Here is what the Indonesians, ever respectful of their past and traditions say about her, Dewi Shinta, “…In the Ramayana classical story, Shinta was Sri Rama’ wife. She was kidnapped and locked up by Rahwana.She was released by her husband and helped by Hanuman, the white monkey and Lesmana her brother-in-law. To prove that she was still a virgin she was burned by her husband, but the fire didn’t harm her, hence proving her innocence. A symbol of faithfulness and honour.”
Here is what the Indonesians, ever respectful of their past and traditions say about her, Dewi Shinta, “…In the Ramayana classical story, Shinta was Sri Rama’ wife. She was kidnapped and locked up by Rahwana.She was released by her husband and helped by Hanuman, the white monkey and Lesmana her brother-in-law. To prove that she was still a virgin she was burned by her husband, but the fire didn’t harm her, hence proving her innocence. A symbol of faithfulness and honour

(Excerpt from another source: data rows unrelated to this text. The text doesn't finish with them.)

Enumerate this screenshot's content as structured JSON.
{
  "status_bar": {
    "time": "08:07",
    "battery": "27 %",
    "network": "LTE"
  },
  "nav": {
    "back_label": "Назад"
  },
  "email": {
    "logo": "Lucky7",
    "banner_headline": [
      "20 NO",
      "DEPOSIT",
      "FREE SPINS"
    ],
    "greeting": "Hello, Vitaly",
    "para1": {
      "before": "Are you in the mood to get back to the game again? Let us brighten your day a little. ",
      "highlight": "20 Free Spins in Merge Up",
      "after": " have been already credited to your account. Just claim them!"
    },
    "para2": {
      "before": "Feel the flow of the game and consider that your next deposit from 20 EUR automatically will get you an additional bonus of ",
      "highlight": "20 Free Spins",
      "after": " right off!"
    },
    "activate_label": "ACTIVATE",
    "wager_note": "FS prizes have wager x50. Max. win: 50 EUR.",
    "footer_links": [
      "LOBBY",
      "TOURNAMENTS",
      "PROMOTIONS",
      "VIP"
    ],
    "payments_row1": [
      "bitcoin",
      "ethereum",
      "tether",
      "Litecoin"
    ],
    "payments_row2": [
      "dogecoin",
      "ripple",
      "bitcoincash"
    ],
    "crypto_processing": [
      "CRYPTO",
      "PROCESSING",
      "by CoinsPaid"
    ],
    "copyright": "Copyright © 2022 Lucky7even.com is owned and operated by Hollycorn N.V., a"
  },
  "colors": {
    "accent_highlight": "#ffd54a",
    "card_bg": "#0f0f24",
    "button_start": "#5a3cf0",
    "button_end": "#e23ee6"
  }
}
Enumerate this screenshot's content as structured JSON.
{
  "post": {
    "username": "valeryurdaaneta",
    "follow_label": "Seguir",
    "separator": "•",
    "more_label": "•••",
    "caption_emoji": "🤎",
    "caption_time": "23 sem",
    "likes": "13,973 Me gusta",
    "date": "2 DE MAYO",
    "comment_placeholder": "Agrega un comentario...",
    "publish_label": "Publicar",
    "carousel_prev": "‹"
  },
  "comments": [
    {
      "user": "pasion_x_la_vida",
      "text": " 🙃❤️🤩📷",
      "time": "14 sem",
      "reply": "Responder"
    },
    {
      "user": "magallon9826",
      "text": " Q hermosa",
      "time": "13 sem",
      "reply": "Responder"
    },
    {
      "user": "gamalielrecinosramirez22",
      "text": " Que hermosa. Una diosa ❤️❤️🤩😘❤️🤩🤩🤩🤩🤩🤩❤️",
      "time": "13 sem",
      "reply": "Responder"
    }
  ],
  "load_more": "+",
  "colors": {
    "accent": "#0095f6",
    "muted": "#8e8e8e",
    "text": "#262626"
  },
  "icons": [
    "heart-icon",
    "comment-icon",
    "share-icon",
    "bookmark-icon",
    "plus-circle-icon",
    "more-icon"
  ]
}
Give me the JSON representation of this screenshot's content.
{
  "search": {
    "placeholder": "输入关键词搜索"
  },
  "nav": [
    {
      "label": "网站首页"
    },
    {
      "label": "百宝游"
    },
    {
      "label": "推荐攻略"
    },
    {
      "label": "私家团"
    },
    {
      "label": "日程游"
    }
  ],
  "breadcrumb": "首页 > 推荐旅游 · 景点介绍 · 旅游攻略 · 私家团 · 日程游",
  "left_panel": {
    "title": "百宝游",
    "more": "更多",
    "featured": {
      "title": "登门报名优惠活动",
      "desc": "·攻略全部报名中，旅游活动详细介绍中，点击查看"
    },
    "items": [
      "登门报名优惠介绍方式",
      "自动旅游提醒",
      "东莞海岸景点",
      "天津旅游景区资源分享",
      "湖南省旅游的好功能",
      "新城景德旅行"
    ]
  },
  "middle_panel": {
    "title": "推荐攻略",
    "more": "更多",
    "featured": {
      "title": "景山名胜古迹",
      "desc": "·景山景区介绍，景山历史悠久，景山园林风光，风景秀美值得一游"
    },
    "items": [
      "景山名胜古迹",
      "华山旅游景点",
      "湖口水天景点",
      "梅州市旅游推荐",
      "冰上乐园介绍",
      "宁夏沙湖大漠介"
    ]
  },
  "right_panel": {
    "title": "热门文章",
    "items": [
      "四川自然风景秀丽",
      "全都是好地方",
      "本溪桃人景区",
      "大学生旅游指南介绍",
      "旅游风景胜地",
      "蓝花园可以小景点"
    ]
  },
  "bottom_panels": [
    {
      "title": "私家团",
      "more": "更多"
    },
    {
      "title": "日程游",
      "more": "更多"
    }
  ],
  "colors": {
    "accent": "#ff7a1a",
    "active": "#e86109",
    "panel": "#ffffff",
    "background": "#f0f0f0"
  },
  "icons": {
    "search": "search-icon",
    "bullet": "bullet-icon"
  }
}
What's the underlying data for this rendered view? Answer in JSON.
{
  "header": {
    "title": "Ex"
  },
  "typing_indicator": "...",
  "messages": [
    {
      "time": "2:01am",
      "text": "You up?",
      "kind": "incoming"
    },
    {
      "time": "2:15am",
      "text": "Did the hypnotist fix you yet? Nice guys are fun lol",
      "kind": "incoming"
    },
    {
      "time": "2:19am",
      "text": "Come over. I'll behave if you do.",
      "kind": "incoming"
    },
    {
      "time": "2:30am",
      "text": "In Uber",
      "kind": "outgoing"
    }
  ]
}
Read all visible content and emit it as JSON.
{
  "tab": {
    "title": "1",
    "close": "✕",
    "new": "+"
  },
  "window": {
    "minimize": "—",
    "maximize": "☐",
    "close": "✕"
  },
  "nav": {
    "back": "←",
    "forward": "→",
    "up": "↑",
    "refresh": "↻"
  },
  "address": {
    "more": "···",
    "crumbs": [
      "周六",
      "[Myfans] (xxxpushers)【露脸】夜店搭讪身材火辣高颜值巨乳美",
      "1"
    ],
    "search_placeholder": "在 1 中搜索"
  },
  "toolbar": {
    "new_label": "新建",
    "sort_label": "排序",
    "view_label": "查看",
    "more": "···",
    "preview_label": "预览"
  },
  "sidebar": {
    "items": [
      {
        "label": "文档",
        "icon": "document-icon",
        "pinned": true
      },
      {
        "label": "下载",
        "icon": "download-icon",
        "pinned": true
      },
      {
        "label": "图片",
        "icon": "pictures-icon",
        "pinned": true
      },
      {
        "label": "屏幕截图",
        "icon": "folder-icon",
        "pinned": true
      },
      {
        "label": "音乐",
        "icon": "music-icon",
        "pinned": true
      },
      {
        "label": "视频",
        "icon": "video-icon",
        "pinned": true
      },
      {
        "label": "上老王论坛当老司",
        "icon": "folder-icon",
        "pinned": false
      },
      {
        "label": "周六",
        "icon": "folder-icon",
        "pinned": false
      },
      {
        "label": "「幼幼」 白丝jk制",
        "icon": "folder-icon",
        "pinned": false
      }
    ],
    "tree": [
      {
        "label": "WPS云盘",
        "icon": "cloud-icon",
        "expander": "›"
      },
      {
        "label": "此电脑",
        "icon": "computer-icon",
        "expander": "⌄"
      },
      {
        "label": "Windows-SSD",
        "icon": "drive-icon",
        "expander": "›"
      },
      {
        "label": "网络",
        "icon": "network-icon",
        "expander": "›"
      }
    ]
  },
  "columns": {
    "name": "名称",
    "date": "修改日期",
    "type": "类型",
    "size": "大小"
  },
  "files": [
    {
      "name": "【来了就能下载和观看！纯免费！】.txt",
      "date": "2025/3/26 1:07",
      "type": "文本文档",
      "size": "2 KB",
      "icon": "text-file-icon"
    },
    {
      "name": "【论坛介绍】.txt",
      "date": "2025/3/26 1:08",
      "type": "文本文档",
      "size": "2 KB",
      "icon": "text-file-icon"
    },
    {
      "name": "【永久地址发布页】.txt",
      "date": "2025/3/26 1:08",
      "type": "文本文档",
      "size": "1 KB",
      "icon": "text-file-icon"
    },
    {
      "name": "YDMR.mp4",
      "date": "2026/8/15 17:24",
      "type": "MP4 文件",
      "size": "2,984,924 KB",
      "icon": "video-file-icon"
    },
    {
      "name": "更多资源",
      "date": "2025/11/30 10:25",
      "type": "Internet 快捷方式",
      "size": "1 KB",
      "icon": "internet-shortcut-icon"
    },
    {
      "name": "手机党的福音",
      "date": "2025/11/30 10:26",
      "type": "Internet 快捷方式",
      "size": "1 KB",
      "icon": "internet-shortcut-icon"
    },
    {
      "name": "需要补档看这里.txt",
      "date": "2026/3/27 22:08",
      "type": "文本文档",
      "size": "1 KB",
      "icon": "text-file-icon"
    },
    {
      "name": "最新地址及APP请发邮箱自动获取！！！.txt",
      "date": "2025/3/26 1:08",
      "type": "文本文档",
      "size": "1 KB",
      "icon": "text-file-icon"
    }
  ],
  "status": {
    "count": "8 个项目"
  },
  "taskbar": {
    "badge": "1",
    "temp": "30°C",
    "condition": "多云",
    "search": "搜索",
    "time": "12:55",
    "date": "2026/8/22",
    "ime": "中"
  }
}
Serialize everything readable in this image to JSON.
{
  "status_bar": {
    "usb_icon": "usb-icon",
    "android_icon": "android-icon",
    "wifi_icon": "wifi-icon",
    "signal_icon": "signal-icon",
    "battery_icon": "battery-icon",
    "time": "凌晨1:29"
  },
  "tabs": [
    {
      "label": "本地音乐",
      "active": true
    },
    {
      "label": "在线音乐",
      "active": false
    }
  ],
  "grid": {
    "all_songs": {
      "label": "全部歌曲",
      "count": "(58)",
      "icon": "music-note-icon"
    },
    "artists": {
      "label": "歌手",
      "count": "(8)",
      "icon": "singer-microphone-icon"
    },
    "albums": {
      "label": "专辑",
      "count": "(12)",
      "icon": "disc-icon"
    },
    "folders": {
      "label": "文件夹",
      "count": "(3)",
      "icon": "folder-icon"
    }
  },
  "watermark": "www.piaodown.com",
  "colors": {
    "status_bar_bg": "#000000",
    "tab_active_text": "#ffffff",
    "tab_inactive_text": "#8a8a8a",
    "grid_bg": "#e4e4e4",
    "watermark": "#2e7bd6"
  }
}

For those who may not know it not only is Indonesia a democracy technically but also the largest Muslim country in the world. Respect for different traditions and ways of worship run through a myriad traditions and I recall that Dr Asghar Alisaab, speaking of recounting tales of a Maulana Vishnu in Indonesia. I will return to the theme at a later date but for this week, the news of young girls mastering Urdu, the sights and sounds of myriad traditions alive and kicking in Indonesia, this is the stuff that good old good news is made off. Hardened journalists rarely go for the good, preferring going for the jugular, that which hurts, wakes us up, causes a sensation. Not something that is warm, reassuring and comforting. That builds traditions and cultures, every day as we mix and mingle, share and learn.
Ghettoisation kills that culture building and formation. Forces, through violence, those of the same faith, or colour, or race to habit in pre-defined holes, earmarked territories. Our battle for a lasting, enduring pluralism, a secular plurality, must be a sustained by a resistance against the politics of enforced and the other, ghettoisation.
A version of this appeared as the author’s weekly column in the daily, Rashtriya Sahara